‘Flammable’ tap water being set on fire by lighter, video goes viral
A video went viral on social media platforms which showed that tap water being set on fire by a lighter as the resident said her household had gaseous and ‘oily’ running water for ‘three to four years’.
Municipal officials have suspended the neighborhood’s supply of drinking water on Sunday after the video went viral which showed the burning tap water at a house due to natural gas seepage in Panjin city of China’s Liaoning Province.
The resident, Identified by her last name Wen, claimed that they had been living with the phenomenon since at least 2018, reported Chinese media.
She said that the highly flammable water streaming from her family’s faucets went unresolved until a video she posted to social media was picked up by major news outlets like state broadcaster CCTV and Chinese Communist Party newspaper People’s Daily.
The video clip which showed her father igniting water flowing out of their bathroom tap spawned a hashtag which has been read more than 250 million times on China’s Twitter-like service Weibo.

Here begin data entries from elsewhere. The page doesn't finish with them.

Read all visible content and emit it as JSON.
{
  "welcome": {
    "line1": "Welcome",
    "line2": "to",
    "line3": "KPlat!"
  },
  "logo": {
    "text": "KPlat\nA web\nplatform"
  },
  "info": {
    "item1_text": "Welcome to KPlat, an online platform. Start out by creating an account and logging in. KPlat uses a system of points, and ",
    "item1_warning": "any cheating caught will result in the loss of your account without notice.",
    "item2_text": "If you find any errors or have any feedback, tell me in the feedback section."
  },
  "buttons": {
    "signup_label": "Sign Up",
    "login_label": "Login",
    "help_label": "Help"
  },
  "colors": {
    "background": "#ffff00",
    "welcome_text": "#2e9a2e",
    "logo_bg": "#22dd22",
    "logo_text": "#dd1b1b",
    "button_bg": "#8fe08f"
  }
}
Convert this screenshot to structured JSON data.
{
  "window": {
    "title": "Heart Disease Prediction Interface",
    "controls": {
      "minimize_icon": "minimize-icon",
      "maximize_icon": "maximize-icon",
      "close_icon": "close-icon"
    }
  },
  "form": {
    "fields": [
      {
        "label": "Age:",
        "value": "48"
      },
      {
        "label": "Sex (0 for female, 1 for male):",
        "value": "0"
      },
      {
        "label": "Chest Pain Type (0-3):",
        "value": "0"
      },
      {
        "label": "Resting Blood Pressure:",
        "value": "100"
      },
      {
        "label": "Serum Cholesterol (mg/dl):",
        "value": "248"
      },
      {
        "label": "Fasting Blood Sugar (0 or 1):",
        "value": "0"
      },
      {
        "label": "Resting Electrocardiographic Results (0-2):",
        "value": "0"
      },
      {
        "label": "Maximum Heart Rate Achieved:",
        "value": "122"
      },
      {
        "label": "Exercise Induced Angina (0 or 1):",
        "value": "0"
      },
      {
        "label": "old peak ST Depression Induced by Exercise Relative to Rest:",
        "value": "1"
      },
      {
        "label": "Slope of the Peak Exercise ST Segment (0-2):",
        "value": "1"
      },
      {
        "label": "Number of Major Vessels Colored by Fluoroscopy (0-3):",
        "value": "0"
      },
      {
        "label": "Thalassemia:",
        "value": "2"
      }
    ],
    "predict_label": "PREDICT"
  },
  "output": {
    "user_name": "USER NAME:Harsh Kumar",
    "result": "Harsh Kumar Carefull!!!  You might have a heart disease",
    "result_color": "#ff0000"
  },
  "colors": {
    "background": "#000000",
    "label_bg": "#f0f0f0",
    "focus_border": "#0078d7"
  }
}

Wen told CCTV that the water always seems more oily as compared to the regular tap water at her house. She added that a complaint has been lodged by her father to the local water supply station this summer, however, the service provider could not address the problem and instead offered the family a 100 renminbi ($15) utility bill discount.
She said that her mother expressed health concerns for the family members due to the gaseous but odorless ‘flammable’ water which they first noticed ‘three to four years’ ago.
According to the CCTV report, residents in the area were not surprised by the revelation. At least one homeowner reported accidentally igniting water coming from his kitchen faucet while using his gas stove.
Municipal officials suspended the neighborhood’s water supply a few hours after the reports surfaced, before releasing the results of a preliminary investigation Tuesday.
The phenomenon—reportedly affecting more than 100 households—was caused by natural gas seepage into the potable water supply, which is pumped from groundwater 4,500 feet below, the Dawa District Publicity Department said.
Despite residents’ claims that the phenomenon had been ongoing for several years, the local government said the flammable tap water appeared following recent improvements to a groundwater storage device.
Local residents have been supplied with alternate water sources while remedial work continues, the publicity office said, adding that it was still trying to determine liability for the mistake.
The city of Panjin is known for its natural gas reservoirs.